Only last week, the head of Amnesty International in Turkey, Taner Kiliç, was detained while attending a training session on digital security. Sadly news like this no longer comes as a shock. Turkey, alongside several other democratic countries like India or Hungary, have been on a rapid decline where any dissenting voice against the state is seen as a threat to those in power.
The phrase ‘closing space for civil society’ hardly serves to describe the phenomenon that has seen civil society go from being a beacon of hope, providing a rich diversity outside of the state or market, to something to be feared, loathed and curtailed.
Some argue, so what’s new?
Civil society has long been at the forefront of challenging those in power, and in many parts of the world has been consistently under attack. But with only 26 countries now considered to be “open” according to the Civicus Monitor attacks on civil society are wider, deeper and more intense than ever before.
The rules aiming to curb their activities go well beyond front-line human rights defenders. With more sophisticated tools, complex administrative burdens, and negative rhetoric, the beating heart of civil society globally is challenged like never before. Philanthropy, as itself a civil society actor, has also come under direct attack.
But what is also new is that we are now ready to move from hand-wringing to positive action. The philanthropy conference circuit has been live with discussions about closing space over the past few years, but until now we’ve done little more than ducking and diving and hoping it will all go away.
To a limited extent, increasing resources have gone to support things like digital security or capacity training to help grantees cope with complex regulations. But this leaves us with a question: should philanthropy simply retreat and seek to minimise the damage wrought from closing space, or can philanthropy play a more positive role in helping to curb this trend?
The Funders’ Initiative for Civil Society (FICS) was established with this question in mind. Philanthropy is part of a long tradition that enables citizen-led action to take place – outside the market, outside governments – to support positive change.
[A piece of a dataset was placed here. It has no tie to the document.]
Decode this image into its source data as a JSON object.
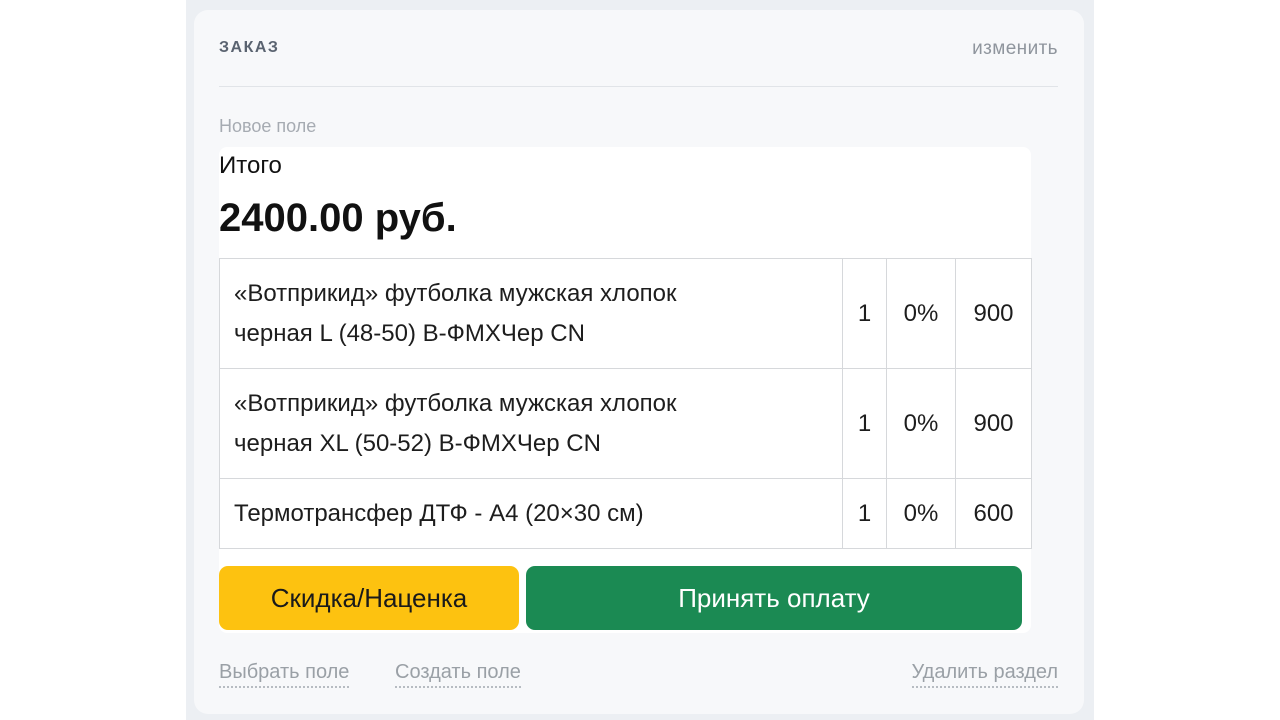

Finding ways to defend the legitimate role of civil society, and of philanthropy, is clearly part of our offence against the onslaught of closing space.
How do we do that? By thinking outside the confines of our usual approaches to grant-making, by working more collectively through learning from each other and sharing practices, and by getting resources to where they’re needed to push back against the closing space trend. And perhaps most importantly by preparing to be bold and less risk-averse as a sector.
Accustomed to being relatively invisible, philanthropy doesn’t just have a role to play in trying to get money to those most in need; it has a role to play in seeking to influence powerful actors, and to help uphold the fundamental values of everything that we do.
Whether we’re supporting health and education or the environment, or defending the rights of LGBTI groups, a pre-requisite to all of our action is to defend and uphold the freedoms civil society needs to function.
When the Rockefeller Brothers were established they were considered by political leaders at the time, to be a “threat to democracy.”
It seems we’ve turned the tables 180 degrees: quite often philanthropy is now one of the main advocates for keeping democratic values in check, and it needs to have the courage to continue to do so. But it seems even more crucial now than ever before, against a backdrop of rising populism and authoritarianism, that we protect the rights to speak out and hold governments or corporations to account, that we challenge the status quo, and that we ensure a healthy civil society can support those most in need.
Philanthropy can act as a catalyst for this change, but only if its prepared to stand up above the parapet and work with others on this pressing agenda.
Deborah Doane is Director of the Funders’ Initiative for Civil Society (FICS), a donor collaborative which brings together private philanthropy to help ensure that space for civil society is free and open. Read more about the FICS strategy here